Conflict is rooted in unconscious projections of leaders, peers, or followers, and conflict resolution is a result of personal ownership (or the retraction) of previously unconscious projections. Bernard Bass (2008), in his Handbook of Leadership, writes, “conflict has a tendency to escalate and to be exacerbated by mirror imaging-attributing opposite qualities to the opposition in a conflict. Thus, “we” are honest, just, rational, and benevolent; ‘they” are dishonest, unjust, emotional, and malevolent” (Bass, 2008, p. 334). This phenomenon is due to repressed feelings that manifest in projected and often rigid judgments of others.

Leadership is an opportunity to become more self-aware (as a leader) and to invite increased self-awareness (an important component of emotional intelligence) in others. The effective leader understands that this may involve both strong positive and negative projections. “No leaders are successful if they are not prepared to be rejected” (Jacobs, 1979, as cited by Bass, 2008). The transformational leader may even invite conflict, knowing that an opportunity for personal and collective growth can proceed from the disturbance. “In contrast with transactional leaders, transformational leaders seem to have more ability to deal with conflict. There are less readily disturbed by it, possibly because they are more at peace with themselves” (Bass, 2008, p. 332).

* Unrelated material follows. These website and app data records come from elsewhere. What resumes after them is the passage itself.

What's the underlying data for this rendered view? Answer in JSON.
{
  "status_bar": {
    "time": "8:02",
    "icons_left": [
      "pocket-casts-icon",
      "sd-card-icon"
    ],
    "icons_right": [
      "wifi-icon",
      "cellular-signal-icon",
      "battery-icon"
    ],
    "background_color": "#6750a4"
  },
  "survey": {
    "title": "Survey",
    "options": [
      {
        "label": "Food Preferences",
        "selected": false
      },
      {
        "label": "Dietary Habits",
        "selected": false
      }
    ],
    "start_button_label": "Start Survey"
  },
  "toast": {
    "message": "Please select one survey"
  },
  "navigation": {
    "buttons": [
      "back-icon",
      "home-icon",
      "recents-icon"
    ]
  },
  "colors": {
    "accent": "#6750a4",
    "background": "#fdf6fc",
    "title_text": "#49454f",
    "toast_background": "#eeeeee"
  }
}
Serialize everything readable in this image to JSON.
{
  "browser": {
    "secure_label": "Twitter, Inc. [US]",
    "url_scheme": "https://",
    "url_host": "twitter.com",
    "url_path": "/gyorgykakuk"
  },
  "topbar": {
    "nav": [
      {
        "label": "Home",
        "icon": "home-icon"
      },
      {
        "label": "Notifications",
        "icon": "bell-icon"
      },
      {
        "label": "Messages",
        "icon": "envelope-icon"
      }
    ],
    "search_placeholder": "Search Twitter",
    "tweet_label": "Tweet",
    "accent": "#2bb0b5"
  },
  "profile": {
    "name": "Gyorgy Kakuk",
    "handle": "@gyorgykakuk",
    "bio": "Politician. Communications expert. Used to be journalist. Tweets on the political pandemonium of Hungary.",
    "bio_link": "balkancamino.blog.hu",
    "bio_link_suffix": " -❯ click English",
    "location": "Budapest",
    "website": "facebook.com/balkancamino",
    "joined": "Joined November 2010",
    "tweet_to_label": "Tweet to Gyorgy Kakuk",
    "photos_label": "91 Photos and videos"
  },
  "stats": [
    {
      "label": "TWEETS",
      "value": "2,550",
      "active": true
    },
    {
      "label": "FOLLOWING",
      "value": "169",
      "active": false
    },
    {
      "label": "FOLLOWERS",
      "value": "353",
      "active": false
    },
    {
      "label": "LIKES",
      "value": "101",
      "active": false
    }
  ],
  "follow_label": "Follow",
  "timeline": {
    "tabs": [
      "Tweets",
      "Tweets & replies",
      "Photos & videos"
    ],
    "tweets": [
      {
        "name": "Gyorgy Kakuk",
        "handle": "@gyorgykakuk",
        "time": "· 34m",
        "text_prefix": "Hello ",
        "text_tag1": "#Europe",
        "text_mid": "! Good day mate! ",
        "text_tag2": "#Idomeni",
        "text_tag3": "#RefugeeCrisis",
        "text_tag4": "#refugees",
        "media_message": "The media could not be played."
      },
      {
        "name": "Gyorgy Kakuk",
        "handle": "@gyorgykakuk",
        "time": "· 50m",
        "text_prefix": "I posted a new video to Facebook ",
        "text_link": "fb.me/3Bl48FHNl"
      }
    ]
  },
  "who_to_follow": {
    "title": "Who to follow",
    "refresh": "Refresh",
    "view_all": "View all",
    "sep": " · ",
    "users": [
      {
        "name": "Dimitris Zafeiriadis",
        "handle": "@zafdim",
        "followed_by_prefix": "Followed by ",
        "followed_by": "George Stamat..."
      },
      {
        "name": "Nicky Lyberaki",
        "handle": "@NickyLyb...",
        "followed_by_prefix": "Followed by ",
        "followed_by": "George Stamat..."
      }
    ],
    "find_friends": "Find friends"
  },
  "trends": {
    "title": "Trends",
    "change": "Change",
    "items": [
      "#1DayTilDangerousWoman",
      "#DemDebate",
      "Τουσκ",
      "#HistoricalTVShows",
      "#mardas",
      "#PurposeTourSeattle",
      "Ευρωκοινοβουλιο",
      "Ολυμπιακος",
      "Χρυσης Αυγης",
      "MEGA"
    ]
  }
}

Effective leadership training must include opportunities for trainees to “sit” in the discomfort. Burns (1978, p. 39) wrote that “Leaders, whatever their professions of harmony, do not shun conflict: they confront it, exploit it, ultimately embody it” (as quoted by Bass, 2008). The emotions that underlie conflict cannot come forward to be transformed if they are not given time and space to emerge. Unfortunately, dealing with emotion is the very last item on most executive’s to-do lists. Bass is an apparent proponent of intellectual and emotionally avoidant leadership writing, “If the conflict is mostly emotional, the outcome will be less well understood and will result in a less emotionally acceptable decision. The resulting decision will be poorer” (Bass, 2008, p. 320). This is an erroneous, superficial, and popular philosophy. It is, in fact, the avoidance of uncomfortable emotion that keeps conflict, lack of understanding, poor decision making, and organizational psychopathology in place. “Neurosis is always a substitute for legitimate suffering” (C. G. Jung 1966, p. 75).

Leaders must first become willing to know and process their unconscious material. Leadership training can set up situations that provoke emotion and teach feelings awareness, and communication techniques are useful. Psychodramatic, gestalt, and bioenergetic techniques can allow access to deeper levels of emotional content.

The groundbreaking work of Harville Hendrix with couples is transferable to leadership training and conflict resolution. His work is partly rooted in the Jungian concept of the shadow (repressed and emotionally charged psychological material). Hendrix developed a process called the Imago Dialogue that includes the following four principles:

  1. Most of your partner’s criticisms of you have some basis in reality.
  2. Many of your repetitious, emotional criticisms of your partner are disguised statements of your own unmet needs.
  3. Some of your repetitious, emotional criticisms of your partner may be an accurate picture of a disowned part of yourself’.
  4. Some of your criticisms of your partner may help you to identify your own lost self (Hendrix, 1988, p. 116).

The process involves feelings expression, articulation of data, listening, mirroring (repeating back what was said), validation, and empathy. Although all of these steps are not necessary in a business setting, a condensed version has been useful to this writer as a self-awareness and conflict resolution tool in organizational settings.

Certainly it is not possible to introduce these tools into all organizational situations. Many corporate settings are deeply encrusted with bureaucratic blocks to anything that smells like emotion. However, the rapidly accelerating technological world is demanding flexible leadership and the rigid, purely intellectual approach cannot remain viable. Caruso and Salovey (2004) write, “Because emotions contain information and influence thinking, we need to incorporate emotions intelligently into our reasoning, problem solving, judging, and behaving. This requires us to stay open to emotions, whether they are welcome or not, and to choose strategies that include the wisdom of our feelings” (p. 10). Trainings that allow leaders some freedom from this epidemic of exaggerated fear of emotion must certainly have an increasingly important place in leadership development.


Bass, B. M. (2008). The Bass handbook of leadership: Theory, research, and managerial applications (4th ed.). New York: Free Press.

Caruso, D. R., & Salovey, P. (2004).The emotionally intelligent manager: How to develop and use the four key emotional skills of leadership, San Francisco, CA: Josey-Bass.

Hendrix, H. (1988). Getting the love you want. Melbourne, Victoria: Schwartz & Wilkinson.

Jung, C.G. (1966), Psychology and Religion: West and East. The Collected Works of C.G. Jung, 11. Routledge & Kegan Paul: London.

Burns, J. (1978). Leadership. New York: Harper.